[EXERCISE] The answer must consist of every line from the entries below that contains the word "title".

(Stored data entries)
▬▬▬▬▬▬▬▬▬▬

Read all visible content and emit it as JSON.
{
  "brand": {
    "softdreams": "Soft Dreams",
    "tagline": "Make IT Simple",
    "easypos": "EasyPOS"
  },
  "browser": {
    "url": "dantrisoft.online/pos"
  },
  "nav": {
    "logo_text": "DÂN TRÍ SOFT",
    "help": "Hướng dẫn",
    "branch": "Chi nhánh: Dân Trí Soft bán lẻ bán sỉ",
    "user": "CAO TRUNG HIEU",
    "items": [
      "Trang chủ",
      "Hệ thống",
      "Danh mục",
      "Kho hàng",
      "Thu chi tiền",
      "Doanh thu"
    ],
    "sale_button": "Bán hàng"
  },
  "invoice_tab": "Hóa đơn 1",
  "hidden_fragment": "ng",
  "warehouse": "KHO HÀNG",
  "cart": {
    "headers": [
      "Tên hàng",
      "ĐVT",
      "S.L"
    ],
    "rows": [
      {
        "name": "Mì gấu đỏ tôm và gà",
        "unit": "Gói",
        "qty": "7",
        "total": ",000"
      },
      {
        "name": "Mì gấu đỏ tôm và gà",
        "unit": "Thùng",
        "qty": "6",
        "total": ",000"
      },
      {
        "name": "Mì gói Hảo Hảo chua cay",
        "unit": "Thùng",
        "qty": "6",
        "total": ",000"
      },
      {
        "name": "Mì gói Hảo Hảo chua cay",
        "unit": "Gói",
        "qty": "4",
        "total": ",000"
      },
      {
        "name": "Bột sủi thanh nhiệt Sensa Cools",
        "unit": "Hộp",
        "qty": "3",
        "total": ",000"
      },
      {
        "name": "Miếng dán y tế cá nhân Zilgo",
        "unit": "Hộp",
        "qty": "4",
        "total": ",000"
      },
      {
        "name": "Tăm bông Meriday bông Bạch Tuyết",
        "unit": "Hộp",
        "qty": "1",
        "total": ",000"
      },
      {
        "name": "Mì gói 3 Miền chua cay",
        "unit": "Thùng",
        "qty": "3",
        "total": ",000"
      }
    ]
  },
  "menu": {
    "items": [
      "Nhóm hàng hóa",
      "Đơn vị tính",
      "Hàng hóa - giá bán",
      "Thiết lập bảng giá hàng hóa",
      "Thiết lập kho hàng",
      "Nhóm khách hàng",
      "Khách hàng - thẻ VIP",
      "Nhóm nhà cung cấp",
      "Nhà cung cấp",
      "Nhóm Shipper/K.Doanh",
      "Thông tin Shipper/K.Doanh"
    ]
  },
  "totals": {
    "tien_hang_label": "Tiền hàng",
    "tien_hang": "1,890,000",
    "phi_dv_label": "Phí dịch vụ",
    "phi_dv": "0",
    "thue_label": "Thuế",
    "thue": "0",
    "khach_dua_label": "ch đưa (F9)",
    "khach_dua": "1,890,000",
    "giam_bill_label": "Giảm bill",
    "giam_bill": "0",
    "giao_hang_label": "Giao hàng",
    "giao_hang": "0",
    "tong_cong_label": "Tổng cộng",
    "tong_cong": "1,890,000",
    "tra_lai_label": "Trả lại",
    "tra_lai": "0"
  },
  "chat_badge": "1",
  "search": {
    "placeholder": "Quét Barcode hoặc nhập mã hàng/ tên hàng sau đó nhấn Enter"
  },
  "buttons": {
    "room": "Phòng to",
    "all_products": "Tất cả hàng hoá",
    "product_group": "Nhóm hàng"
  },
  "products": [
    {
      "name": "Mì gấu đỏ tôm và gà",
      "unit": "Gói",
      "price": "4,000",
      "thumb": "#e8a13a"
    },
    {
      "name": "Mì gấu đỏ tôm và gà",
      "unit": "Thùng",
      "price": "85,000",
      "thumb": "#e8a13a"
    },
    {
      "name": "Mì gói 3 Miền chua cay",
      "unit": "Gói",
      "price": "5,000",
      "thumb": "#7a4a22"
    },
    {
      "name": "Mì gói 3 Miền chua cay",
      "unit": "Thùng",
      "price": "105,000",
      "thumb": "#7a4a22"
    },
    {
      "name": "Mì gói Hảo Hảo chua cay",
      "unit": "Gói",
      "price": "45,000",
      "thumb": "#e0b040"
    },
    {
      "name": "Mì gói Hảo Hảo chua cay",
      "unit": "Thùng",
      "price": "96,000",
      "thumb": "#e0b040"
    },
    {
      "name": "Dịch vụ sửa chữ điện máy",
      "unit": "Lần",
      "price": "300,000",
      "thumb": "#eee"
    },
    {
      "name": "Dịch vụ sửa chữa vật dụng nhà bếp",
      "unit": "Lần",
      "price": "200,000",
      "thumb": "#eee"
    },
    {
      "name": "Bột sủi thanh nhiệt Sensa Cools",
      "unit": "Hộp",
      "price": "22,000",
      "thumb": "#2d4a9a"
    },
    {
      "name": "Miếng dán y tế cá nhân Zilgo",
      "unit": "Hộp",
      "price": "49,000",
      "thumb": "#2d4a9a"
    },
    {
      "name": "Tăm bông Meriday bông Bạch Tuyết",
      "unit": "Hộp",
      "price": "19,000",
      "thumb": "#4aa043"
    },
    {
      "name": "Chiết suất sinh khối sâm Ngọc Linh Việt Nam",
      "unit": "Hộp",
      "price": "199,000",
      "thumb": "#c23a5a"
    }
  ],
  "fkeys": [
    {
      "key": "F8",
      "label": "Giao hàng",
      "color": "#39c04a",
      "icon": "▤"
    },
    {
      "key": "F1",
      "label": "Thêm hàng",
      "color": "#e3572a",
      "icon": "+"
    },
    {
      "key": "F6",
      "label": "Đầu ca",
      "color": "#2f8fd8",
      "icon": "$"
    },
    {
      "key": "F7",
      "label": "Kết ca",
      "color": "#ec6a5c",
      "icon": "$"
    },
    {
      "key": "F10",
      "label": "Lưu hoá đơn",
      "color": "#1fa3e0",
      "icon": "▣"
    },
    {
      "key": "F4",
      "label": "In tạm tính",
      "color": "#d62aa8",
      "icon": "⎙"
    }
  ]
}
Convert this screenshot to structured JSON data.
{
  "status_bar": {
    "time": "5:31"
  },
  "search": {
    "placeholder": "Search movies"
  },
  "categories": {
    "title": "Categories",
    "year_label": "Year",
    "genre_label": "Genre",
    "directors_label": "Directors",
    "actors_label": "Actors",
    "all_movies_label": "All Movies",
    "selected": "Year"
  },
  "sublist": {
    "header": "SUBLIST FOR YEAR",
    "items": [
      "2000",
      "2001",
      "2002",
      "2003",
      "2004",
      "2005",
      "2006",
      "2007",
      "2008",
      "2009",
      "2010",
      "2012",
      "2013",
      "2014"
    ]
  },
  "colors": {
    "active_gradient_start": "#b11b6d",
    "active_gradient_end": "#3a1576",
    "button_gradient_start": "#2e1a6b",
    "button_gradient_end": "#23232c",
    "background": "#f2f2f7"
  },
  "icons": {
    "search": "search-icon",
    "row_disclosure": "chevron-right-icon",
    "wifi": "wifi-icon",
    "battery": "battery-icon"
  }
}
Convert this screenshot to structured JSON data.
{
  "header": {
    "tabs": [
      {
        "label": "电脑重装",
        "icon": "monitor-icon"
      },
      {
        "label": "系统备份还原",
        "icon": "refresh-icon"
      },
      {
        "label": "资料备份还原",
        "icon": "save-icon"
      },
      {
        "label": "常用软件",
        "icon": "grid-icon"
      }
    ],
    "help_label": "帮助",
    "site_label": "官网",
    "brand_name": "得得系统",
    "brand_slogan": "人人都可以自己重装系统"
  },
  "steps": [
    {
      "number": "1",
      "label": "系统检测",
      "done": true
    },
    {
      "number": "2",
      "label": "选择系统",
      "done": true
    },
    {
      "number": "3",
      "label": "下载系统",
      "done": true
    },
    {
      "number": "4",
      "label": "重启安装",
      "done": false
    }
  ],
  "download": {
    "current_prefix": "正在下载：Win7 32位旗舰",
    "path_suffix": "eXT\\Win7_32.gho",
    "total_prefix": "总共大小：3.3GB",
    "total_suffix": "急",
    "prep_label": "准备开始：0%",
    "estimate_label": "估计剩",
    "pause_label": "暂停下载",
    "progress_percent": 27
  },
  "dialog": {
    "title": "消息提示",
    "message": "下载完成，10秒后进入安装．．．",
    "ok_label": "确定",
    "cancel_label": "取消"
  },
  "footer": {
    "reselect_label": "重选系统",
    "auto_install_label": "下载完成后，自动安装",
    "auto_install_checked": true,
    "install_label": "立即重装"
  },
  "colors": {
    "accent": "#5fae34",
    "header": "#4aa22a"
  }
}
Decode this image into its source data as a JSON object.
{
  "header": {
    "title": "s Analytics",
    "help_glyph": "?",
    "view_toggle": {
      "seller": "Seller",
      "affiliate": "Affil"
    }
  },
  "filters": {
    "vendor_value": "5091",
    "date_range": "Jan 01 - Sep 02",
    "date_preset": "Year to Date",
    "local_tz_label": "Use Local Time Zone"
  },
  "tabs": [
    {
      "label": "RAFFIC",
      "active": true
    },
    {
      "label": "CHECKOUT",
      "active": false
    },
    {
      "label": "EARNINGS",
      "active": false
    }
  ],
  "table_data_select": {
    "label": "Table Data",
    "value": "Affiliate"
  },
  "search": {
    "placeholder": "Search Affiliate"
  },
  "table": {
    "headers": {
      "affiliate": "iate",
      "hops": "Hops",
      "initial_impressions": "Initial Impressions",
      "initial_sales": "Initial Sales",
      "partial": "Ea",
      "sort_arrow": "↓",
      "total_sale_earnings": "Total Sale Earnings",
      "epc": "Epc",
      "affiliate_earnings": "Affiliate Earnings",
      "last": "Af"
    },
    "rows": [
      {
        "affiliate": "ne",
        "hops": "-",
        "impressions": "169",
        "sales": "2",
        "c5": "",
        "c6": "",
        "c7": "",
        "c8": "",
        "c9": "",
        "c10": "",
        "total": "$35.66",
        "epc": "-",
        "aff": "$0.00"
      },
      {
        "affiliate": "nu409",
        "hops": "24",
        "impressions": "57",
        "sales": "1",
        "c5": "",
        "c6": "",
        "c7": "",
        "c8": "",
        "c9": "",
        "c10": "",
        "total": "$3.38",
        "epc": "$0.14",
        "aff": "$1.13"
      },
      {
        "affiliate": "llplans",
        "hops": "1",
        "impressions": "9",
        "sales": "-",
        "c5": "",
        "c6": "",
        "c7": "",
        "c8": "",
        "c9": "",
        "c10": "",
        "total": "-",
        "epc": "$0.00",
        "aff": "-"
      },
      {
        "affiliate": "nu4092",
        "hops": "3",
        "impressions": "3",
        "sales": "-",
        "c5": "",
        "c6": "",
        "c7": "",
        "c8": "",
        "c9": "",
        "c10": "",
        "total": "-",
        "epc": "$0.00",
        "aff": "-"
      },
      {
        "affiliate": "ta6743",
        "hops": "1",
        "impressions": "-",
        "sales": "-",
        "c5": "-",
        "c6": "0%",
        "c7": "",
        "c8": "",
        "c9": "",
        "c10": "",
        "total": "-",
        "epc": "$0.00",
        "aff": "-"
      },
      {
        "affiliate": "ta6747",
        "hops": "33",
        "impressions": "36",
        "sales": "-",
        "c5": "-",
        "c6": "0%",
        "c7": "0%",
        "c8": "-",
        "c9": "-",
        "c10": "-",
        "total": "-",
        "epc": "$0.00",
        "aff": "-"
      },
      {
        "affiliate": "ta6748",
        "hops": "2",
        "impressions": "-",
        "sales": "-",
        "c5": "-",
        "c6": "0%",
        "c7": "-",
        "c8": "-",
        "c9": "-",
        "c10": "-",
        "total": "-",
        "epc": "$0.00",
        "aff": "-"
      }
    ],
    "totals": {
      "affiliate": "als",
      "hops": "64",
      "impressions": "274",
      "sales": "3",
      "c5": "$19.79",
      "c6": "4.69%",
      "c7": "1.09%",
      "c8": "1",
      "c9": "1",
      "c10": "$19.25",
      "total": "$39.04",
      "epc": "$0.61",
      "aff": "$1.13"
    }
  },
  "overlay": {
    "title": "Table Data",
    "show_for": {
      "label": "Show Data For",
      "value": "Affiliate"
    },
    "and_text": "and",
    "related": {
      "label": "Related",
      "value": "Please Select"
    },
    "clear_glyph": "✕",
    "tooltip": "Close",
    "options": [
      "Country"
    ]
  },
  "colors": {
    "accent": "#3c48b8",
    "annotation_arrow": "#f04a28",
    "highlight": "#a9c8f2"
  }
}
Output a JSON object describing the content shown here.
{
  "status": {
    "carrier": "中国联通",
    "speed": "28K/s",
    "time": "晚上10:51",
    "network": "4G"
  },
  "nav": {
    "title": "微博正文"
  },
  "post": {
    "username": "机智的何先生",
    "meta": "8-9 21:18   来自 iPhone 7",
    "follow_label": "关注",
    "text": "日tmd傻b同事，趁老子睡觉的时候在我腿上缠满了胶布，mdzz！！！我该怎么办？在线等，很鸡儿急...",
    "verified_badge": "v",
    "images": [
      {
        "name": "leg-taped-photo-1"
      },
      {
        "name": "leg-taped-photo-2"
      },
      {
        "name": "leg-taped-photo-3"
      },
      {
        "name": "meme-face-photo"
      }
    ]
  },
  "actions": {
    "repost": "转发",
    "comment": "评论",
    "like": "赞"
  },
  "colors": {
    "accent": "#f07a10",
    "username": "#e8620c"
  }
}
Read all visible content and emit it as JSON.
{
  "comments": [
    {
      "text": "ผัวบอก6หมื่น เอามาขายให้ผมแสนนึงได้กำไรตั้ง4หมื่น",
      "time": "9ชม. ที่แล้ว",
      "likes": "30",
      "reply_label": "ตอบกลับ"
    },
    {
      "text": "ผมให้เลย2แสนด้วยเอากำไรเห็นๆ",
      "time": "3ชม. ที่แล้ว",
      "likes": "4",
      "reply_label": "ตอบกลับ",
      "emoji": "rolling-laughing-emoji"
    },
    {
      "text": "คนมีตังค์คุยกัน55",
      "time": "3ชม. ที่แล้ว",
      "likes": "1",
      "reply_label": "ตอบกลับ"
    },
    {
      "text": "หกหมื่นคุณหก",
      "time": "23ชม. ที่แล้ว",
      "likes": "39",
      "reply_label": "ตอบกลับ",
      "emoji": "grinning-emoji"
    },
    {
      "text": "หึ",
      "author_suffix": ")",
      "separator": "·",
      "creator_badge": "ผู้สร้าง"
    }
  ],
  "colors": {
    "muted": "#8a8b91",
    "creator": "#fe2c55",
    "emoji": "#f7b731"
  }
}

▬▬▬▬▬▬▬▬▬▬

[FINISHED EXERCISE]
    "title": "Categories",
    "title": "消息提示",
    "title": "s Analytics",
    "title": "Table Data",
    "title": "微博正文"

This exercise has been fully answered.